On Wednesday, Seattle P-I columnist Joel Connelly criticized the efforts of Republicans in Congress to turn Puget Sound into an oil super-port, by repealing the Magnuson Amendment’s 28-year ban on supertankers. The subterfuge came in the Orwellian named Gasoline for America’s Security Act of 2005, a cynical effort by the oil industry to exploit the post-Katrina surge in gas prices to shrug off decades of environmental regulations.
Today Connelly writes that the provision has been axed, after bipartisan pressure from WA state’s congressional delegation.

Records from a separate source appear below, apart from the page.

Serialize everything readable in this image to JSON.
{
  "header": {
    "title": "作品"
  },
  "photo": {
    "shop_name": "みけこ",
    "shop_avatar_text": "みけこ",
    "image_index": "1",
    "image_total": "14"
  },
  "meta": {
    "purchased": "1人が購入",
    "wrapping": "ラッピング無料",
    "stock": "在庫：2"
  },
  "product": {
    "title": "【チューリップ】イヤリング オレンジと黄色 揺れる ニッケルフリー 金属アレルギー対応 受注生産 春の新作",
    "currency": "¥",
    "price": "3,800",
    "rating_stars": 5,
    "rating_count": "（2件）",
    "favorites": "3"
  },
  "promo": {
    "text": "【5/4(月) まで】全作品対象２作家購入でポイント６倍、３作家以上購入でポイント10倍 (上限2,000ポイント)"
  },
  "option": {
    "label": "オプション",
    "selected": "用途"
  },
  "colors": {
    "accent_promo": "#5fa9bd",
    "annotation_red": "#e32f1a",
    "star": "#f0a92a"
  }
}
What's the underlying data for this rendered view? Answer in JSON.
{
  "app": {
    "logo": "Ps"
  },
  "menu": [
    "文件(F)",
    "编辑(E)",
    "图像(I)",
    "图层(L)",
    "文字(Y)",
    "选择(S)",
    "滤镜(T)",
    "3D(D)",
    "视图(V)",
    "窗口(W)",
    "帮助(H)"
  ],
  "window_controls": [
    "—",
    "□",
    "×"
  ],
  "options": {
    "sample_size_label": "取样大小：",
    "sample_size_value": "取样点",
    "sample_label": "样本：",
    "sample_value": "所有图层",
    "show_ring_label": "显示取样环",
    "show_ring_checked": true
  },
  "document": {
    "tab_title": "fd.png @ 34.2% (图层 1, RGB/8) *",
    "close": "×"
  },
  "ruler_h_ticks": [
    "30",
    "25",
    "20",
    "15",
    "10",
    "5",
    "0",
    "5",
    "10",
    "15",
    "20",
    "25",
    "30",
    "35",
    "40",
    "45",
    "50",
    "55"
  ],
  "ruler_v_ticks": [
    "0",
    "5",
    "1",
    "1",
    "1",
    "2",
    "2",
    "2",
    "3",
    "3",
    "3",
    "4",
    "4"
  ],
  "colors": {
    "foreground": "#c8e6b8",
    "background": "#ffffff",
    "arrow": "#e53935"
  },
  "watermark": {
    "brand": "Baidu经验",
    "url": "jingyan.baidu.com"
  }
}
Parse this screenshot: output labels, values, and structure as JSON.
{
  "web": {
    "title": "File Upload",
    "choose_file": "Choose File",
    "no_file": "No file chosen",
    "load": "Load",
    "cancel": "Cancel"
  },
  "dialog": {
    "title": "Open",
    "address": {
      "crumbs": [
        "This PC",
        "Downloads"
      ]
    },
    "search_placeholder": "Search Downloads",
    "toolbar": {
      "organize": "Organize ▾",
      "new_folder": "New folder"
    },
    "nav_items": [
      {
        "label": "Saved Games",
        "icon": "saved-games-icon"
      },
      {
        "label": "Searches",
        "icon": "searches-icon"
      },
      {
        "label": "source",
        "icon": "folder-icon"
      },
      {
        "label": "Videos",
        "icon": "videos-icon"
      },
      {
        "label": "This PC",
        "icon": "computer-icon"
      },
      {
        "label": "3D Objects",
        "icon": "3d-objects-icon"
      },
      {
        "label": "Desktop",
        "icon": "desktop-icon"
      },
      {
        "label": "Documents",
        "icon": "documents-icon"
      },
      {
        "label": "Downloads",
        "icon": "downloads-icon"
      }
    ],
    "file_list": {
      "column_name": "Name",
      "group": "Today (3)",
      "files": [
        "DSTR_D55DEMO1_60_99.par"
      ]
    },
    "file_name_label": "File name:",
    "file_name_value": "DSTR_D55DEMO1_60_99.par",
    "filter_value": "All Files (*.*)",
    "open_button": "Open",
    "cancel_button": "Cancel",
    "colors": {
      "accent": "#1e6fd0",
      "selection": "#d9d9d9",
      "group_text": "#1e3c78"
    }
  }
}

Before the provision’s eleventh hour deletion, Jimmy at the Tri-City based blog McCranium reminded us that Eastern Washington has a stake in protecting the environment too, suggesting that it was an opportunity for Rep. Doc Hastings, who sits on the House Rules Committee, to “show some real leadership.”
But alas, Hastings was silent as usual, leaving it to Western Washington’s lone Republican, freshman Rep. Dave Reichert, to join Reps. Jay Inslee and Norm Dicks in pressuring the Republican leadership. And no doubt House Speaker Dennis Hastert also found Sen. Maria Cantwell’s threat of a Senate filibuster quite persuasive.
Lifting the restrictions, Cantwell wrote, “would expose Puget Sound waters to an unacceptably increased risk of future oil spills.”
Cantwell reminded Hastert that federal law allows Washington to import only enough crude oil to serve state needs. In reality, the state refines slightly more than it needs and exports most of the surplus to Oregon and California.
“It would be a most outrageous result were the House to pass legislation that puts the Puget Sound at risk, for the benefit of oil companies who seek only to export the additional supply needed to lower domestic fuel costs,” Cantwell wrote “Such a result would take the notion of post-hurricane profiteering to a whole new level of shamefulness.”
And in case Hastert missed the point, she added: “I want to stress to you, Mr. Speaker, that because this issue is extremely important to me and to millions of constituents that live around the Puget Sound, I will use all tools in my power to stop this provision from becoming law.”
As Connelly writes, “it still pays to raise hell,” and fortunately, WA’s congressional delegation still has a few hell raisers.